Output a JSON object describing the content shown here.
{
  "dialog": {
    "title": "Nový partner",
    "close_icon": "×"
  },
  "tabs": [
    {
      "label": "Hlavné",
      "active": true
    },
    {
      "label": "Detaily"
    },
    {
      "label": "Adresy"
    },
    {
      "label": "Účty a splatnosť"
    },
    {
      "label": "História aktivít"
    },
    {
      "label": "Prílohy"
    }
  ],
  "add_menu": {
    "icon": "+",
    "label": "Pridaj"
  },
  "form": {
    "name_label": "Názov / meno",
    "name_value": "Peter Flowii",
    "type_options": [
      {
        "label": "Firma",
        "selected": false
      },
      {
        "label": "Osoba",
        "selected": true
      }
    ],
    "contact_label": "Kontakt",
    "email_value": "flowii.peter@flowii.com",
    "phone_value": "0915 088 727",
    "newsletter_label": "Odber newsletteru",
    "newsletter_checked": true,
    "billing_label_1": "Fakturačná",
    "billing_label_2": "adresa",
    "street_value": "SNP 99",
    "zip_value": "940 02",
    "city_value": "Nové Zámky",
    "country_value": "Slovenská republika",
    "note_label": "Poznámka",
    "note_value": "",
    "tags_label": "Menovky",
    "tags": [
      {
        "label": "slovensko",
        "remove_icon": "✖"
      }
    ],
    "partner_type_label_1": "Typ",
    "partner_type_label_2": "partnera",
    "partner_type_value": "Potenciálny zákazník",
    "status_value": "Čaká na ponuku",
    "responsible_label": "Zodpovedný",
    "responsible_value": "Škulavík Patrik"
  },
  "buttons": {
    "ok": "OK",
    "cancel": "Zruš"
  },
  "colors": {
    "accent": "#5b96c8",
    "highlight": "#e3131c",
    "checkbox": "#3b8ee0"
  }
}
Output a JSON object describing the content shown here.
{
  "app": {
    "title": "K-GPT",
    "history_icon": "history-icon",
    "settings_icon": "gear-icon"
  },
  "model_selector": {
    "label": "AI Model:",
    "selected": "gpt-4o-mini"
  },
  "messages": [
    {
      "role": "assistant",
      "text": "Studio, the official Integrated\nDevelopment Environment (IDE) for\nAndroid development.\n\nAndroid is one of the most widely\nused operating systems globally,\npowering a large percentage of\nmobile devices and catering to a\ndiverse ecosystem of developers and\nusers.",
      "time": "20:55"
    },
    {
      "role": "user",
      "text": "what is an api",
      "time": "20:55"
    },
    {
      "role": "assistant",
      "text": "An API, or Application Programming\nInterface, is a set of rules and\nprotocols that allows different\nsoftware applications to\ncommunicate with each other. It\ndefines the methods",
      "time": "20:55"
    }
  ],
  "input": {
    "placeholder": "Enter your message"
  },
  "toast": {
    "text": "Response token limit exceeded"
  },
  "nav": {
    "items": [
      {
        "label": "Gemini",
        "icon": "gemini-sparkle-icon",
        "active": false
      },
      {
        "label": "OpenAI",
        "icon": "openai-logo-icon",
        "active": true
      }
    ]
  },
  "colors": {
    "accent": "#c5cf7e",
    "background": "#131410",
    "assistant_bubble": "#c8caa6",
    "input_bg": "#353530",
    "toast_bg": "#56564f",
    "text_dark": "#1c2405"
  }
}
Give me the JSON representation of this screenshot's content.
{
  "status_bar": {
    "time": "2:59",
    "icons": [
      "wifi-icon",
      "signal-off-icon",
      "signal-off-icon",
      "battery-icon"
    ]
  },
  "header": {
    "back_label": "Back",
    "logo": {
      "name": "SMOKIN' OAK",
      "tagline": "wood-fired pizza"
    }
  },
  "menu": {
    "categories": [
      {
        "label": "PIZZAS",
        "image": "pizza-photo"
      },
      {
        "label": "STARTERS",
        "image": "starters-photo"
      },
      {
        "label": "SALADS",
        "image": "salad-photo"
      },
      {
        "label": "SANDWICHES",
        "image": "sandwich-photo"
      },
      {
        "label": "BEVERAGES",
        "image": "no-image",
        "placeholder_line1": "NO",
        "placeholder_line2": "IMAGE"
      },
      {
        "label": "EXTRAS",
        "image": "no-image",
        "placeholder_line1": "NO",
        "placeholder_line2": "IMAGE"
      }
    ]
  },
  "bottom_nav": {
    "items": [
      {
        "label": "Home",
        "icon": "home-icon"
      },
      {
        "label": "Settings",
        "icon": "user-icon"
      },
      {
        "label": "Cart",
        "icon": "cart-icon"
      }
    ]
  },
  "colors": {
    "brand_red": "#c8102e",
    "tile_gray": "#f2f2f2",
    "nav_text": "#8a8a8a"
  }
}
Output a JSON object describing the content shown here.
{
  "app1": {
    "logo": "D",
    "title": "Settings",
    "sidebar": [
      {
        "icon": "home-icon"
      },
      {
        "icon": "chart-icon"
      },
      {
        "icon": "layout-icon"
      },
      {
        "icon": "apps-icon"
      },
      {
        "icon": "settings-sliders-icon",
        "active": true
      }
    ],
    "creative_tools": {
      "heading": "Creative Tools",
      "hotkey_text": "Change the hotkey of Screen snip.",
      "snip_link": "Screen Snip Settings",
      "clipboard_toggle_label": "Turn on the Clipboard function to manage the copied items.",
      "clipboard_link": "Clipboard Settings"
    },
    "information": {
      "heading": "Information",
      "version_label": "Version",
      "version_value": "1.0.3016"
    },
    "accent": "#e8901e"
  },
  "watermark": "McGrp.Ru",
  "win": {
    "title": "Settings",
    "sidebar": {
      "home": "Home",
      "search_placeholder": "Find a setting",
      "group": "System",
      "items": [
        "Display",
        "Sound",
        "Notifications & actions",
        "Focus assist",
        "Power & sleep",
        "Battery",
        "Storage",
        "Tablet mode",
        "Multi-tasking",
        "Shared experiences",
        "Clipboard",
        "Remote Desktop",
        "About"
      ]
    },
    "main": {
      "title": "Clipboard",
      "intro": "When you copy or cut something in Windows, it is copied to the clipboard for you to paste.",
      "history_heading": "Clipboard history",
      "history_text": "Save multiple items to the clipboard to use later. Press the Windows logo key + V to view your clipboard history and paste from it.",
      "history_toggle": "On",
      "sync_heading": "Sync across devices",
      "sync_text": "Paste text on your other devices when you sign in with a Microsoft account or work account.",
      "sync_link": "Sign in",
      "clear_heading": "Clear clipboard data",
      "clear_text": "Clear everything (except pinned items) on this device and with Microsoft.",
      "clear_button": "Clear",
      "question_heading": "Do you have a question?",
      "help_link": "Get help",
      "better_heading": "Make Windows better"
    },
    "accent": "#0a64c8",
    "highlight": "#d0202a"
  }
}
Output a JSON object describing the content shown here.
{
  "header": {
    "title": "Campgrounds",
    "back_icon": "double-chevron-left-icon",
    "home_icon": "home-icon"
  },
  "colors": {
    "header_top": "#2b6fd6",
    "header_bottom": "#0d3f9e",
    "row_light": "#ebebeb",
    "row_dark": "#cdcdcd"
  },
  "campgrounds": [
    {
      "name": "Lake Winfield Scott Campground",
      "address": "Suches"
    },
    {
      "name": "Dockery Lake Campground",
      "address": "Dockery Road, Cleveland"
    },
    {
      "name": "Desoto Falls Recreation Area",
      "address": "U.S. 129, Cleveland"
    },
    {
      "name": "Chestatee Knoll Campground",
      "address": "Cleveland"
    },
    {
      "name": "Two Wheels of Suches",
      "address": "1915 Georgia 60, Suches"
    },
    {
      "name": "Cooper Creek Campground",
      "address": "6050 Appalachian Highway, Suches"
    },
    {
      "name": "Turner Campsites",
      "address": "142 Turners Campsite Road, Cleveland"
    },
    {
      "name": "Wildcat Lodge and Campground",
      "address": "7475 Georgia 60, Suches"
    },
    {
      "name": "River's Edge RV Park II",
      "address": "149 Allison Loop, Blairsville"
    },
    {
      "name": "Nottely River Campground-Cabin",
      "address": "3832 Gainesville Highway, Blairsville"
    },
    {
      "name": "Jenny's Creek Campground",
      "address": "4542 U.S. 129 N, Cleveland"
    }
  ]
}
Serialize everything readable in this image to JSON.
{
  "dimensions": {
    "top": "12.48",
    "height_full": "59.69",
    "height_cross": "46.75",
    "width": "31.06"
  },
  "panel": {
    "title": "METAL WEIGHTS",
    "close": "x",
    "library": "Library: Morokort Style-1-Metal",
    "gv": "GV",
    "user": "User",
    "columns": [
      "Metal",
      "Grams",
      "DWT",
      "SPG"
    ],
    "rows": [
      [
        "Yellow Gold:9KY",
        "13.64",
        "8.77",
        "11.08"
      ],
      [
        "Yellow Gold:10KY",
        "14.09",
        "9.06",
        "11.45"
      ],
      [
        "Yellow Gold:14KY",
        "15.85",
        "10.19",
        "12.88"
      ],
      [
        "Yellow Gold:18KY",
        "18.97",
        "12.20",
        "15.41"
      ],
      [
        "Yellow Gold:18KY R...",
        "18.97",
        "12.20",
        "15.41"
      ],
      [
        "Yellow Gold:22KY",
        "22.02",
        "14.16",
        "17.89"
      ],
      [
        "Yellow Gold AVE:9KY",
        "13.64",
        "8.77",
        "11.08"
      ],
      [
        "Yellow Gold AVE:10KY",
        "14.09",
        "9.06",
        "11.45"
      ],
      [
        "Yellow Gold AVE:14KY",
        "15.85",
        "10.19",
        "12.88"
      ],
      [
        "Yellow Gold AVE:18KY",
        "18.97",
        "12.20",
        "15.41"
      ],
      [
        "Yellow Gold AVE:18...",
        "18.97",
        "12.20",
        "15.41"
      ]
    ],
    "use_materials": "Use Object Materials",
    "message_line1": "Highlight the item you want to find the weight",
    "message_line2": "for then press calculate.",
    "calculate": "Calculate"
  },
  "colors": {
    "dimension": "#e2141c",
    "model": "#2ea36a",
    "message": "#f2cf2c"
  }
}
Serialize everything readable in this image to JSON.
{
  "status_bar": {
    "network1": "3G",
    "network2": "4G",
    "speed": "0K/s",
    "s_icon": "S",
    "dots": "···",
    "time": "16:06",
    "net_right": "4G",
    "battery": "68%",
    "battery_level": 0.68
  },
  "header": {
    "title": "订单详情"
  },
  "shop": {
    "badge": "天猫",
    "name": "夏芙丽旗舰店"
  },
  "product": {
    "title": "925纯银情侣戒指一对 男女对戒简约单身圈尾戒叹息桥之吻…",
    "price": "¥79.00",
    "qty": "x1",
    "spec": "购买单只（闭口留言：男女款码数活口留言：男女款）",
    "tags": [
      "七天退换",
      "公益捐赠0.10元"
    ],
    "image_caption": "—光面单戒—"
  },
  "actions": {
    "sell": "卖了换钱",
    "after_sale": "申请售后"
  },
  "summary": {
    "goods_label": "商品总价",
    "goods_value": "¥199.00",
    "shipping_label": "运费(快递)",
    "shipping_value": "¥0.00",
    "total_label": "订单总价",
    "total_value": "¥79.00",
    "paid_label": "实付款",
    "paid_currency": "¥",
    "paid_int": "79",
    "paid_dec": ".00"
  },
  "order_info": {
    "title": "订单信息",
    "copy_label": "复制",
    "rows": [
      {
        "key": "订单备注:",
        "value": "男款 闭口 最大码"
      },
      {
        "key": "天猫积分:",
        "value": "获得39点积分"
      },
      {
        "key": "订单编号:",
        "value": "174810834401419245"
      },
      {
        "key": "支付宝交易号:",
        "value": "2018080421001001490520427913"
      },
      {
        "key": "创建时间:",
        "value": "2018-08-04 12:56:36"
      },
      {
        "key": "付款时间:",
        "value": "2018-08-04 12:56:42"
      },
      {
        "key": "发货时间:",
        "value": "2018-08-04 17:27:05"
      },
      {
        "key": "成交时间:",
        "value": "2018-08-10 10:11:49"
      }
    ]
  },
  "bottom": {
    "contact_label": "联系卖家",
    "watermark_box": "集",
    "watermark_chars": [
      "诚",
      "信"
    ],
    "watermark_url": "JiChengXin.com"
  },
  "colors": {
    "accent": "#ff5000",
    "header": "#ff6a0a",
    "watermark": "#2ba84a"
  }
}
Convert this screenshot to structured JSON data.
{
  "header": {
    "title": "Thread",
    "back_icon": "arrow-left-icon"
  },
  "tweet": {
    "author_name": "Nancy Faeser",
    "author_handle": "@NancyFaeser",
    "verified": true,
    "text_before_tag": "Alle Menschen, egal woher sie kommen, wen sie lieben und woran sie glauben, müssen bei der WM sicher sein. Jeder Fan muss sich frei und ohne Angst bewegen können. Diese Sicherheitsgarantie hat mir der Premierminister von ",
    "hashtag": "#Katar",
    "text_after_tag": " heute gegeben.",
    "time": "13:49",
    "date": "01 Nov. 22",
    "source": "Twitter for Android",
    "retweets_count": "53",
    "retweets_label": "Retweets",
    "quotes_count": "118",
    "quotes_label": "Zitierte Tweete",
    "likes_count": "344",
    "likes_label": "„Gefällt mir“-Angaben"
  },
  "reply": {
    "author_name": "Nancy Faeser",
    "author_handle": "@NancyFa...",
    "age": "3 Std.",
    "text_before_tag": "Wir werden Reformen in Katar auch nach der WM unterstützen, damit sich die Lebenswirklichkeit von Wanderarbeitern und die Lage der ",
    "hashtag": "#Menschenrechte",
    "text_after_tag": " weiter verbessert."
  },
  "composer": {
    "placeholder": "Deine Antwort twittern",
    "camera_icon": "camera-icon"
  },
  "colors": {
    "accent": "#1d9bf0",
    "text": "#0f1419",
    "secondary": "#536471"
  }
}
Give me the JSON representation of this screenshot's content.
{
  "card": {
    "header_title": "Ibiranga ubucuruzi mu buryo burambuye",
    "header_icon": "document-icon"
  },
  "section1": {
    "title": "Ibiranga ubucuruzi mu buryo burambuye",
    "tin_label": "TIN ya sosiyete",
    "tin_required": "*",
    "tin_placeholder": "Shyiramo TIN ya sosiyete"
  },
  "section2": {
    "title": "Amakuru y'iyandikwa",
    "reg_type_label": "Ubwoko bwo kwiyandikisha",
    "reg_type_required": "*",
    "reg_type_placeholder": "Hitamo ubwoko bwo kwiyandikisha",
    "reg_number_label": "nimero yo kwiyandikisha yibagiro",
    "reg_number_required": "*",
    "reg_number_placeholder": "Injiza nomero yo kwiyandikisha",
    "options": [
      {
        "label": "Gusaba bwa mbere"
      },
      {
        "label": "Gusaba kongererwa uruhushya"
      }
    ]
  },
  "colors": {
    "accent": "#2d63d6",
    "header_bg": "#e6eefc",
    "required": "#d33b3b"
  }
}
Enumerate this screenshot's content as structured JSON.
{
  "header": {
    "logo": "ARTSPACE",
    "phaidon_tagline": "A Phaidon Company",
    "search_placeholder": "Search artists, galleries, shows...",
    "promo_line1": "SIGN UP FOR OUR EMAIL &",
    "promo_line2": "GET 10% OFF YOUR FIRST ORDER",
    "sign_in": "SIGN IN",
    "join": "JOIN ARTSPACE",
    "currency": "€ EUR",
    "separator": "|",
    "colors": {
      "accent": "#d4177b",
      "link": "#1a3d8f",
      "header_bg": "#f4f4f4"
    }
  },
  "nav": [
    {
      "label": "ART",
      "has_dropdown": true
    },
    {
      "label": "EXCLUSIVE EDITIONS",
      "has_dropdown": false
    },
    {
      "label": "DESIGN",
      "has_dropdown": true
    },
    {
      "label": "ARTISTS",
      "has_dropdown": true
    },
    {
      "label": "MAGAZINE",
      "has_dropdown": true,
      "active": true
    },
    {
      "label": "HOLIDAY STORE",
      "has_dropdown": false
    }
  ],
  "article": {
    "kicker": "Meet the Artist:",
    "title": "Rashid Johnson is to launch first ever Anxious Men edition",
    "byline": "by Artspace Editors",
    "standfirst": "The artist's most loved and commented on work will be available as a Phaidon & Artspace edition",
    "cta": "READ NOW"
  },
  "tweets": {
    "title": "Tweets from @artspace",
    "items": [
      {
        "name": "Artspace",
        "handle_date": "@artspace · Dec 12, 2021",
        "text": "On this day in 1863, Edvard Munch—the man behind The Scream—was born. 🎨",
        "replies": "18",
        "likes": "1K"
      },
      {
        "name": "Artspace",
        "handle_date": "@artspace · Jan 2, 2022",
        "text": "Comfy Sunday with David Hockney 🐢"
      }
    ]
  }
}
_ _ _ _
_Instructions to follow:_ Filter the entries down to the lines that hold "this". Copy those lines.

_Output:_
Give me the JSON representation of this screenshot's content.
      "clear_text": "Clear everything (except pinned items) on this device and with Microsoft.",
Serialize everything readable in this image to JSON.
Serialize everything readable in this image to JSON.
Convert this screenshot to structured JSON data.
Give me the JSON representation of this screenshot's content.
Enumerate this screenshot's content as structured JSON.
        "text": "On this day in 1863, Edvard Munch—the man behind The Scream—was born. 🎨",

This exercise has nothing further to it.